Alterations: I cut my carrots too fat and too long. You probably shouldn’t do that. Try to make them baby-sized.
FROM THE VINE
6. Kinda Sorta Sours
I am no lover of cucumbers, so the best way I could figure out to make them go down easier was by turning them into something I do like: pickles.
Alterations: I couldn’t find champagne vinegar in my grocery store, so I used white wine vinegar. Tasted just fine to me.
5. Potato and Bean Enchiladas
I’d never used tomatillos before I got them (once) in my share, so I wasn’t sure what to do with them. But it’s tough to go wrong with enchiladas, amirite? I’ve been making a similar version of red enchiladas for years, and Sean (my enchilada connoisseur) said he preferred this one.
SO MUCH SQUASH
4. Butternut Squash and Turkey Chili
I got SO MUCH squash this fall. Good lord. I like squash, but I eventually had to figure out a way to make them so I wouldn’t realize I was eating squash. This chili did the trick! I ate it hot, I ate it cold, I ate so much we barely had enough leftover for lunches.
3. Acorn Squash with Kale and Sausage
If there’s one dish that represents my CSA defeat, it’s this one.
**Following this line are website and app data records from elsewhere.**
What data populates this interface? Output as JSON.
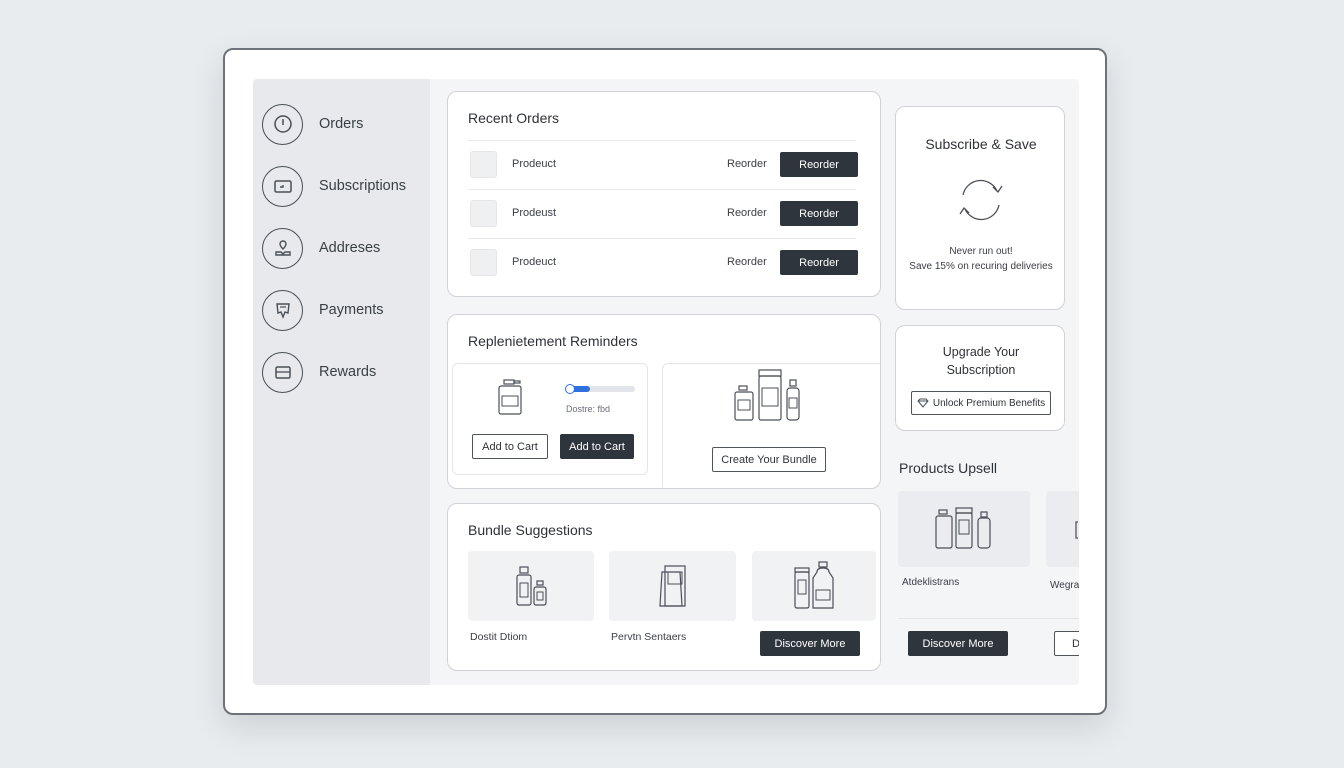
{
  "sidebar": {
    "items": [
      {
        "label": "Orders",
        "icon": "clock-icon"
      },
      {
        "label": "Subscriptions",
        "icon": "card-icon"
      },
      {
        "label": "Addreses",
        "icon": "location-icon"
      },
      {
        "label": "Payments",
        "icon": "receipt-icon"
      },
      {
        "label": "Rewards",
        "icon": "wallet-icon"
      }
    ]
  },
  "recent_orders": {
    "title": "Recent Orders",
    "rows": [
      {
        "name": "Prodeuct",
        "link": "Reorder",
        "button": "Reorder"
      },
      {
        "name": "Prodeust",
        "link": "Reorder",
        "button": "Reorder"
      },
      {
        "name": "Prodeuct",
        "link": "Reorder",
        "button": "Reorder"
      }
    ]
  },
  "replenishment": {
    "title": "Replenietement Reminders",
    "progress_label": "Dostre: fbd",
    "progress_value": 0.35,
    "add_to_cart_outline": "Add to Cart",
    "add_to_cart_filled": "Add to Cart",
    "bundle_button": "Create Your Bundle"
  },
  "bundle_suggestions": {
    "title": "Bundle Suggestions",
    "items": [
      {
        "label": "Dostit Dtiom"
      },
      {
        "label": "Pervtn Sentaers"
      }
    ],
    "discover_button": "Discover More"
  },
  "subscribe_save": {
    "title": "Subscribe & Save",
    "line1": "Never run out!",
    "line2": "Save 15% on recuring deliveries"
  },
  "upgrade": {
    "title_line1": "Upgrade Your",
    "title_line2": "Subscription",
    "button": "Unlock Premium Benefits"
  },
  "upsell": {
    "title": "Products Upsell",
    "items": [
      {
        "label": "Atdeklistrans",
        "button": "Discover More"
      },
      {
        "label": "Wegra",
        "button": "D"
      }
    ]
  },
  "colors": {
    "accent": "#2f6fe0",
    "dark_button": "#2f353d",
    "sidebar_bg": "#e7e9ec"
  }
}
It tastes good, it’s relatively easy to make, and it used up all the squash and greens I kept getting very efficiently. I must’ve made it at least four times.
Alterations: I varied my sausage choice depending on what was most readily available, and I honestly preferred this with plain old original flavor (with a couple shakes of red pepper flakes added while the kale was cooking).
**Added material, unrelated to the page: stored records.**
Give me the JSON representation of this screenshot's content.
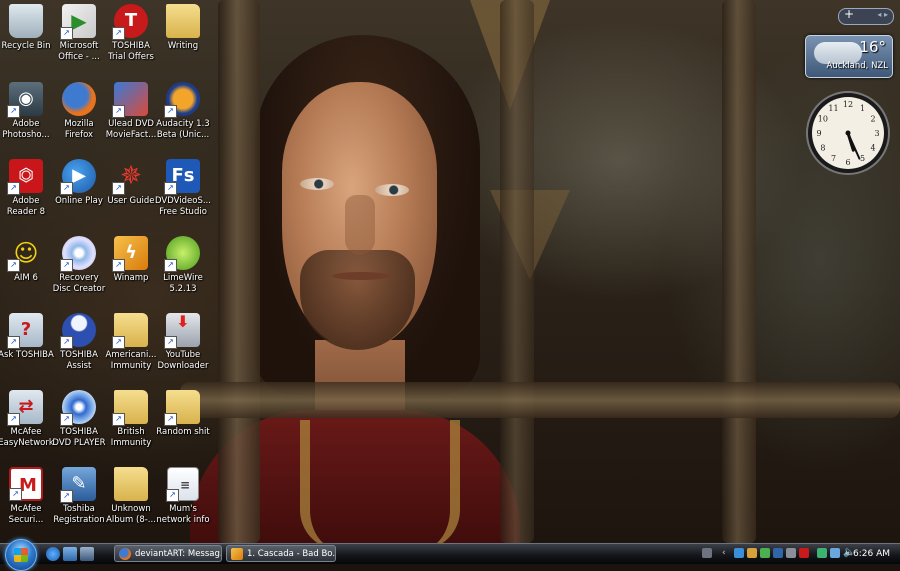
{
  "desktop": {
    "icons": [
      {
        "label": "Recycle Bin",
        "icon": "recycle-bin-icon"
      },
      {
        "label": "Microsoft\nOffice - ...",
        "icon": "office-icon"
      },
      {
        "label": "TOSHIBA\nTrial Offers",
        "icon": "toshiba-icon",
        "glyph": "T"
      },
      {
        "label": "Writing",
        "icon": "folder-icon"
      },
      {
        "label": "Adobe\nPhotosho...",
        "icon": "camera-icon"
      },
      {
        "label": "Mozilla\nFirefox",
        "icon": "firefox-icon"
      },
      {
        "label": "Ulead DVD\nMovieFact...",
        "icon": "ulead-icon"
      },
      {
        "label": "Audacity 1.3\nBeta (Unic...",
        "icon": "audacity-icon"
      },
      {
        "label": "Adobe\nReader 8",
        "icon": "adobe-reader-icon"
      },
      {
        "label": "Online Play",
        "icon": "play-icon"
      },
      {
        "label": "User Guide",
        "icon": "compass-icon"
      },
      {
        "label": "DVDVideoS...\nFree Studio",
        "icon": "free-studio-icon",
        "glyph": "Fs"
      },
      {
        "label": "AIM 6",
        "icon": "aim-icon"
      },
      {
        "label": "Recovery\nDisc Creator",
        "icon": "disc-icon"
      },
      {
        "label": "Winamp",
        "icon": "winamp-icon"
      },
      {
        "label": "LimeWire\n5.2.13",
        "icon": "limewire-icon"
      },
      {
        "label": "Ask TOSHIBA",
        "icon": "ask-icon"
      },
      {
        "label": "TOSHIBA\nAssist",
        "icon": "assist-icon"
      },
      {
        "label": "Americani...\nImmunity",
        "icon": "folder-icon"
      },
      {
        "label": "YouTube\nDownloader",
        "icon": "download-icon"
      },
      {
        "label": "McAfee\nEasyNetwork",
        "icon": "mcafee-network-icon"
      },
      {
        "label": "TOSHIBA\nDVD PLAYER",
        "icon": "dvd-icon"
      },
      {
        "label": "British\nImmunity",
        "icon": "folder-icon"
      },
      {
        "label": "Random shit",
        "icon": "folder-icon"
      },
      {
        "label": "McAfee\nSecuri...",
        "icon": "mcafee-icon",
        "glyph": "M"
      },
      {
        "label": "Toshiba\nRegistration",
        "icon": "registration-icon"
      },
      {
        "label": "Unknown\nAlbum (8-...",
        "icon": "folder-icon"
      },
      {
        "label": "Mum's\nnetwork info",
        "icon": "document-icon"
      }
    ]
  },
  "gadgets": {
    "weather": {
      "temperature": "16°",
      "location": "Auckland, NZL"
    },
    "clock": {
      "hour": 5,
      "minute": 26
    }
  },
  "taskbar": {
    "tasks": [
      {
        "label": "deviantART: Messag..."
      },
      {
        "label": "1. Cascada - Bad Bo..."
      }
    ],
    "time": "6:26 AM"
  }
}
2. Butternut Squash Mac and Cheese
I made this to go with my collards one night (most Texas use of vegetables ever, I know) and it was a delight. The addition of thyme made it taste a bit fancier, and the addition of tons of cheese made Sean forget he was eating squash.
1. Thai Red Curry with Butternut Squash and Chickpeas
This was—hands down—the best recipe I made. Period. It tasted exactly like red curry you get at a Thai restaurant. EXACTLY. I could eat it every single day.